In addition to what hgmjr said, I suggest that running your receiver at higher voltages than it is rated for may work for a period of time, but it increases the likelihood that it will fail more quickly than normal.

To ensure the best combination of performance and longevity from electronic devices, always strive to power them within the limits of the recommended voltage and current supplies.

A "normal" tolerance range is 10%. Running your receiver at 8v is 14.3% above it's rating.

12. ### NM2008 Thread Starter Senior Member

Feb 9, 2008
135
0
Sorry about the spelling mistake!

Thanks for info, I had a feeling that I was pushing it a bit with 8v and even 7.6v
I will build the switching regulator, and see how things work out!

Thanks again NM

13. ### jpanhalt Expert

Jan 18, 2008
7,533
1,808
Your battery will probably last longer with the switching regulator because of less heat dissipation (it's more efficient). However, the hook up of the switcher is a little more complex. You will probably have to find an inductor, which some people consider art rather than science.

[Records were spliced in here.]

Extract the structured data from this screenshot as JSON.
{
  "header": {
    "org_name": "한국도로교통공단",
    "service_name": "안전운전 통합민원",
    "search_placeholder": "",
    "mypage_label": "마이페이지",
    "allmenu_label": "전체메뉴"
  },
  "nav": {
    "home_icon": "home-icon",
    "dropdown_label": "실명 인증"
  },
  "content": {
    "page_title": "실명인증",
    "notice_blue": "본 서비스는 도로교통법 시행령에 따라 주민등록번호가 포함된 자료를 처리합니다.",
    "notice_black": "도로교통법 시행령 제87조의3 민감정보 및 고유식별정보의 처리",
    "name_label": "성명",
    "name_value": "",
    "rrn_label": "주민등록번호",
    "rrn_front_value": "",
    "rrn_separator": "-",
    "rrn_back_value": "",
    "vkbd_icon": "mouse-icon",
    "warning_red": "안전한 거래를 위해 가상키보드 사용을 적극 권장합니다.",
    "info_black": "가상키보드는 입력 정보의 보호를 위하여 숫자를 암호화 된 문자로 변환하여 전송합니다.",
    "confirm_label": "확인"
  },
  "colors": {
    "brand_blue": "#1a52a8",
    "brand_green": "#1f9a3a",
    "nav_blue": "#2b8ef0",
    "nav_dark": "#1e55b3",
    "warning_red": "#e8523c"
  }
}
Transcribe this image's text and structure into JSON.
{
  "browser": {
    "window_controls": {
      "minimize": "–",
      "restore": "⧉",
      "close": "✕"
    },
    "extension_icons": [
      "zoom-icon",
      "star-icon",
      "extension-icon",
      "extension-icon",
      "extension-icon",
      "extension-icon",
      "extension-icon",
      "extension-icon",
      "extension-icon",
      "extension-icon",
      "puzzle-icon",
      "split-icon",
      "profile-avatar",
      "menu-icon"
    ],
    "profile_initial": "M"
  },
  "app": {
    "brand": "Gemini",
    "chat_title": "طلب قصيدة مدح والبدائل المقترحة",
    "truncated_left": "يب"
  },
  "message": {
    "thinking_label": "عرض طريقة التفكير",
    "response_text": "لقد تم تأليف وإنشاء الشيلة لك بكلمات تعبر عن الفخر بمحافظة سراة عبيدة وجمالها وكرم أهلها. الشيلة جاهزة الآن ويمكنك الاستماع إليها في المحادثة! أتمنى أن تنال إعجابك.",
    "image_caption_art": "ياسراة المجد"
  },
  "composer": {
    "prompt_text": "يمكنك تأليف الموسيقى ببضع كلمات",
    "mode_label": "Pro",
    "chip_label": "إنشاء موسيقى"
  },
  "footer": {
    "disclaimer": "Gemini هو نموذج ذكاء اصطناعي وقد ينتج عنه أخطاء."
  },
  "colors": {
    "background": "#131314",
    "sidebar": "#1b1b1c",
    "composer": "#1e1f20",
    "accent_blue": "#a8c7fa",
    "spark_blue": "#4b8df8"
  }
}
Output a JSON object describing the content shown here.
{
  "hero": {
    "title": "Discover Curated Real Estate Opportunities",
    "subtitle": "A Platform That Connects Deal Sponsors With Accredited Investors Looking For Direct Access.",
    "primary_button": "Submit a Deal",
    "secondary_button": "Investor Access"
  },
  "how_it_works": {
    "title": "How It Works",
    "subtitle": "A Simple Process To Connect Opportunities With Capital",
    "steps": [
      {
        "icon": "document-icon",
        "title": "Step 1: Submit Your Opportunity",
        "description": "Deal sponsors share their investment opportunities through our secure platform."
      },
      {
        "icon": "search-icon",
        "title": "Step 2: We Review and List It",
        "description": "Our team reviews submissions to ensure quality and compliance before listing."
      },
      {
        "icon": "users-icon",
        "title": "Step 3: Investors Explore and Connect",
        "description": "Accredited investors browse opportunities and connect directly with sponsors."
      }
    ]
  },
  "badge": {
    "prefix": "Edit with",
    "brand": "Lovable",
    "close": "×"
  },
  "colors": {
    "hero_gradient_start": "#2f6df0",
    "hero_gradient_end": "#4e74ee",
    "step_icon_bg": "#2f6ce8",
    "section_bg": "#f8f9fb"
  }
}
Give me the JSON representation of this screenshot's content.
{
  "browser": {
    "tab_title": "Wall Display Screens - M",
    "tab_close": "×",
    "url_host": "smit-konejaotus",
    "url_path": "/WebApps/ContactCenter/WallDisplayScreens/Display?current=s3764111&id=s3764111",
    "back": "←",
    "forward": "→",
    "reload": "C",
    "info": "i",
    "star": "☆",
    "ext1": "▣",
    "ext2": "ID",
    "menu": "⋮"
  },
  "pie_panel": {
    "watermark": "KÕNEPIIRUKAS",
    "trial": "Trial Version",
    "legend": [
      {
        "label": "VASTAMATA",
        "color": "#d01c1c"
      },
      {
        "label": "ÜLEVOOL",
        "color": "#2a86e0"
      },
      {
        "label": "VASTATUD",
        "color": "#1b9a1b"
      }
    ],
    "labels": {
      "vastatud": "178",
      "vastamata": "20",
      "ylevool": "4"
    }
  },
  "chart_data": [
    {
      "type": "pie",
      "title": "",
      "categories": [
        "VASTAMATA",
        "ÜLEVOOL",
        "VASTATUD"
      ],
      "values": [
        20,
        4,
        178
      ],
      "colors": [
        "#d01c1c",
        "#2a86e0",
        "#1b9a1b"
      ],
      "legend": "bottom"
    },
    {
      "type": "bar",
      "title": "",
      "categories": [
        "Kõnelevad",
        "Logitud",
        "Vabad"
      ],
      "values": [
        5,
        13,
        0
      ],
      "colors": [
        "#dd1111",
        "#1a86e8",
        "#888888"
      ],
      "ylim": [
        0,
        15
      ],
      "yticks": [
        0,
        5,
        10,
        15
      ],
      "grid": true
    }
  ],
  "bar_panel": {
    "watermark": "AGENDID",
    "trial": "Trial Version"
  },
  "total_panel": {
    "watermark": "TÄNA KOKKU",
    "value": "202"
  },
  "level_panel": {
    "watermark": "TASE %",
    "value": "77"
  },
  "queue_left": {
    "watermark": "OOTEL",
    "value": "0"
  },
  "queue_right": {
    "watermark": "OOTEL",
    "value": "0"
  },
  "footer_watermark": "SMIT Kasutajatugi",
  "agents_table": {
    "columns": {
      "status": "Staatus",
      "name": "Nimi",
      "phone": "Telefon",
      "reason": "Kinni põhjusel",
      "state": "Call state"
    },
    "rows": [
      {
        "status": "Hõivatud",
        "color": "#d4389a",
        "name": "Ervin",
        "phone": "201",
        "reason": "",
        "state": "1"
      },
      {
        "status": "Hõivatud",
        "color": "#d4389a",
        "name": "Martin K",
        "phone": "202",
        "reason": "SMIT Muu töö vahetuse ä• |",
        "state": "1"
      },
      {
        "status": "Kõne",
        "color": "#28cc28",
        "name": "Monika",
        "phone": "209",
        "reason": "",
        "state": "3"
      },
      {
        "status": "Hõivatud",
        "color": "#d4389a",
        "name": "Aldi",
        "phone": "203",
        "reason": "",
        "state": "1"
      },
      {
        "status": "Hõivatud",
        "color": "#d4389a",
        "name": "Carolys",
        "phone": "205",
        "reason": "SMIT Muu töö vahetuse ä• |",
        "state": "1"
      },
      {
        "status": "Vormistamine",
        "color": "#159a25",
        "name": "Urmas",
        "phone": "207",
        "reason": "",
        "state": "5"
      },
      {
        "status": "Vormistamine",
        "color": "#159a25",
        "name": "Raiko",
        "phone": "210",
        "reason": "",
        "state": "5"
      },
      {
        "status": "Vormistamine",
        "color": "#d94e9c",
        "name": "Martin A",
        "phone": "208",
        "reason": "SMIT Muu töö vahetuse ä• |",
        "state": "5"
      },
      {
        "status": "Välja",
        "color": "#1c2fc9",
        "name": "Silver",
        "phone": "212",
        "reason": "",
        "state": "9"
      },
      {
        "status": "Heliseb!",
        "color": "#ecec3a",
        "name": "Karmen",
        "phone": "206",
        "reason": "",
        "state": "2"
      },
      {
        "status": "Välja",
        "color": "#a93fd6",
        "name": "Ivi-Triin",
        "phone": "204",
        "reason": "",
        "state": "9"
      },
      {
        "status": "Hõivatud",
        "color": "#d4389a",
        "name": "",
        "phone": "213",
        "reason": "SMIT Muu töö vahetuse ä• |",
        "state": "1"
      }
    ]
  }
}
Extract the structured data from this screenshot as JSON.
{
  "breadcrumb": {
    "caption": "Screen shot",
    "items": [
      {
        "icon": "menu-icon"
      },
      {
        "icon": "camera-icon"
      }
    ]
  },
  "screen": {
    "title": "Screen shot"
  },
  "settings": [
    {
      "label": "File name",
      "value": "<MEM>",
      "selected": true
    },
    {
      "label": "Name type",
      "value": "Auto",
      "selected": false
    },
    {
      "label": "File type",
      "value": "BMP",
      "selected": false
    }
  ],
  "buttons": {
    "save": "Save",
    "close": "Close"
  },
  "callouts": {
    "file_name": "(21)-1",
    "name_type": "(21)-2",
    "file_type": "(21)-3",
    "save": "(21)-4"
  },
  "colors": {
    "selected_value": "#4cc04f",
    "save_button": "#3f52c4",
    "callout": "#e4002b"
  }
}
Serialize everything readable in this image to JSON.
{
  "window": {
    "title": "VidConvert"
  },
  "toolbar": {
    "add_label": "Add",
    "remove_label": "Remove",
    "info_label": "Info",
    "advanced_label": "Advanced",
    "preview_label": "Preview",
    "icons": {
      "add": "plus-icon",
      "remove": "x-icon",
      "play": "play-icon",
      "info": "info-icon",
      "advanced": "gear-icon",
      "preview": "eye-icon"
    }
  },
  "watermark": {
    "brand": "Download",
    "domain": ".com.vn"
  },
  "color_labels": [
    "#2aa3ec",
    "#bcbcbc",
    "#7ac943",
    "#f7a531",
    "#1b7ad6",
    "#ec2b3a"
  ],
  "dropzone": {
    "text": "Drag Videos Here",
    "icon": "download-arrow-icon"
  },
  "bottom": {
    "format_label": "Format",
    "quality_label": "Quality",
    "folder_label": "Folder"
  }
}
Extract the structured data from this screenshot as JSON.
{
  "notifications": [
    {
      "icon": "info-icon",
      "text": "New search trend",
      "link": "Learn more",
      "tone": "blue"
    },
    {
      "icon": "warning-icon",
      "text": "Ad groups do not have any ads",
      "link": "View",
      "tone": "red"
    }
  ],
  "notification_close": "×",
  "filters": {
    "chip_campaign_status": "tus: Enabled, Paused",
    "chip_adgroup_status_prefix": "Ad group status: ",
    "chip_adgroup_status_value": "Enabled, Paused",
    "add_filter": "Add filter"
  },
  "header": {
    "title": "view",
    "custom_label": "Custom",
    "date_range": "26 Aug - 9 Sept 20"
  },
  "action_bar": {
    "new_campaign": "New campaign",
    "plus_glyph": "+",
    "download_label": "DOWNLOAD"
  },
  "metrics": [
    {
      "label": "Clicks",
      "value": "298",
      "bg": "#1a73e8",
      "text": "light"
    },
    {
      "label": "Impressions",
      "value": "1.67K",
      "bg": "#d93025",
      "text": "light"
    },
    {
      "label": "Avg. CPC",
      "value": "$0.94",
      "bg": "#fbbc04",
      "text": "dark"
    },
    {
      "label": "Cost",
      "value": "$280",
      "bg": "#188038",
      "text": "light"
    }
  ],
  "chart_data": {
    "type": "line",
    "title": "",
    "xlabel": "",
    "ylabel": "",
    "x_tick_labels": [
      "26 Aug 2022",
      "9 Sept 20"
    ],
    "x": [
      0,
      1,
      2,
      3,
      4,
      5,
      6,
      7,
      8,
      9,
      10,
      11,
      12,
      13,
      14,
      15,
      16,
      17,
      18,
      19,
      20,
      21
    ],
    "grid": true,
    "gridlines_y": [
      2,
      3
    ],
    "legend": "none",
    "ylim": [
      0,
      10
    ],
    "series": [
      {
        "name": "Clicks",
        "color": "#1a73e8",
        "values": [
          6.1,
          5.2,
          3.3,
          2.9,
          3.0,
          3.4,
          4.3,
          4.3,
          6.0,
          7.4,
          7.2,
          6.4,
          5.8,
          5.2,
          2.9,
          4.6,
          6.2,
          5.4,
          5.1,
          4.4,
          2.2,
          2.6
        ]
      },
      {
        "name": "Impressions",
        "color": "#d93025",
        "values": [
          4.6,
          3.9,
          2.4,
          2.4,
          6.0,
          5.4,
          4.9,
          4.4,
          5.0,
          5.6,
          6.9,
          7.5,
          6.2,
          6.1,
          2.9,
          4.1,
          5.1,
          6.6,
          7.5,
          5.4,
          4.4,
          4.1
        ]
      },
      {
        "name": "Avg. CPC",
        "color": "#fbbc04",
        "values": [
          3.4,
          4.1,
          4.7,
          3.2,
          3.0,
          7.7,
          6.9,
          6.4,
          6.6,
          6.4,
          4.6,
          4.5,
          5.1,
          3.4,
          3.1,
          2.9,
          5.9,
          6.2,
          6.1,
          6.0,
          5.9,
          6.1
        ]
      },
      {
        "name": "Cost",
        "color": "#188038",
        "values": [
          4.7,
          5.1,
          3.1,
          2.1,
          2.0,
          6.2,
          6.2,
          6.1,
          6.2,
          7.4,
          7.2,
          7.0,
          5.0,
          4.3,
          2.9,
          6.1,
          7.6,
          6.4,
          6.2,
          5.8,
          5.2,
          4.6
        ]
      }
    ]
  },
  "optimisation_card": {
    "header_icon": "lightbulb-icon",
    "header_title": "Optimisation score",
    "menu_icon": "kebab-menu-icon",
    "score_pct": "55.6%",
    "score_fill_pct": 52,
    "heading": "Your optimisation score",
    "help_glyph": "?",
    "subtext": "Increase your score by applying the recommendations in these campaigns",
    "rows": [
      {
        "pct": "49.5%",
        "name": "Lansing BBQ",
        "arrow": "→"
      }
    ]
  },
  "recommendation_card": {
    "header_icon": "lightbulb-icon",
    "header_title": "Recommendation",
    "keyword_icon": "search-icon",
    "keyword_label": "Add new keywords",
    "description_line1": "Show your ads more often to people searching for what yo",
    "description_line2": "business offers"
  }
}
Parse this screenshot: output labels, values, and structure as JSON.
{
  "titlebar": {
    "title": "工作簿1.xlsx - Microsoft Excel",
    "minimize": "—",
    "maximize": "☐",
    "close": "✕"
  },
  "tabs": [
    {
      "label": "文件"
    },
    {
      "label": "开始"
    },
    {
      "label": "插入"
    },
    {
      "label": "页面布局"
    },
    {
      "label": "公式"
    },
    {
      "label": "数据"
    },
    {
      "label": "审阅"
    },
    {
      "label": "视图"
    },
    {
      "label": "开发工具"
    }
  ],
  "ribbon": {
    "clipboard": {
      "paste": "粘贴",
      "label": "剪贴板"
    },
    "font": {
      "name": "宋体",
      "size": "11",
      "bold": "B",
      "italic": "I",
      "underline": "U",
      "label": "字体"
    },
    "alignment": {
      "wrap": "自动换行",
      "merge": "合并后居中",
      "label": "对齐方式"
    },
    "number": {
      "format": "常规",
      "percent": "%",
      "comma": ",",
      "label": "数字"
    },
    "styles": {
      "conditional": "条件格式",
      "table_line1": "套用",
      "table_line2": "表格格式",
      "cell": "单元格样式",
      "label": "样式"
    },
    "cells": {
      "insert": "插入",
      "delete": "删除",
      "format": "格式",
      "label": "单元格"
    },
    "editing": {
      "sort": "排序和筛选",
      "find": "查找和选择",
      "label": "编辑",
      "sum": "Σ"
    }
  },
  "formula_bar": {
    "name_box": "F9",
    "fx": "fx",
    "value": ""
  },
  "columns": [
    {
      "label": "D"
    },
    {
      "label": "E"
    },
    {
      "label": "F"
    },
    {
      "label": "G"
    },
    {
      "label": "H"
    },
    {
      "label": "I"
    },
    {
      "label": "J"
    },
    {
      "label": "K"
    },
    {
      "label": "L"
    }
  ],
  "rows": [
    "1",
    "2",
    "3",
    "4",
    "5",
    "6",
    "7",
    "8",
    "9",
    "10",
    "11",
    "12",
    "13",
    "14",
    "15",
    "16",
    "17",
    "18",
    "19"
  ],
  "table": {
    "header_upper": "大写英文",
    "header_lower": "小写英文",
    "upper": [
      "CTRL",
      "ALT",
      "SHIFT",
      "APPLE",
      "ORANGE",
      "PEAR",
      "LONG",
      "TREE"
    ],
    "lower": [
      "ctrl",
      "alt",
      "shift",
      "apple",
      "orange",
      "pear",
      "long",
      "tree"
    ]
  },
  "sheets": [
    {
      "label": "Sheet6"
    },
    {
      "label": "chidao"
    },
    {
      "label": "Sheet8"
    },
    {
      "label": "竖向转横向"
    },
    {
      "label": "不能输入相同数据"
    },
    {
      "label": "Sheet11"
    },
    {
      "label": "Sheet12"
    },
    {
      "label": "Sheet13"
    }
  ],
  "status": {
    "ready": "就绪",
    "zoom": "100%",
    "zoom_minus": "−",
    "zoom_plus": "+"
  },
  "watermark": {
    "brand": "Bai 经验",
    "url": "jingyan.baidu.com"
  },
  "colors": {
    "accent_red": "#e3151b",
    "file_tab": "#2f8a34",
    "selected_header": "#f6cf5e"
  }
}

Since you are only running one servo and a switch, you may want to reconsider the LM317 that was suggested earlier. That hook up is about as simple as they come. It will dissipate a max of 20W with heat sink. Going from 12 V to 6 V at 1.5 A is 9W. With other linear regulators, you can get to 3 or 4 amps (6V drop 4 A = 24W) with a heat sink. Your battery is 17 AH at 12V, so even throwing energy away though heat loss, it will still run your receiver and servo many hours. John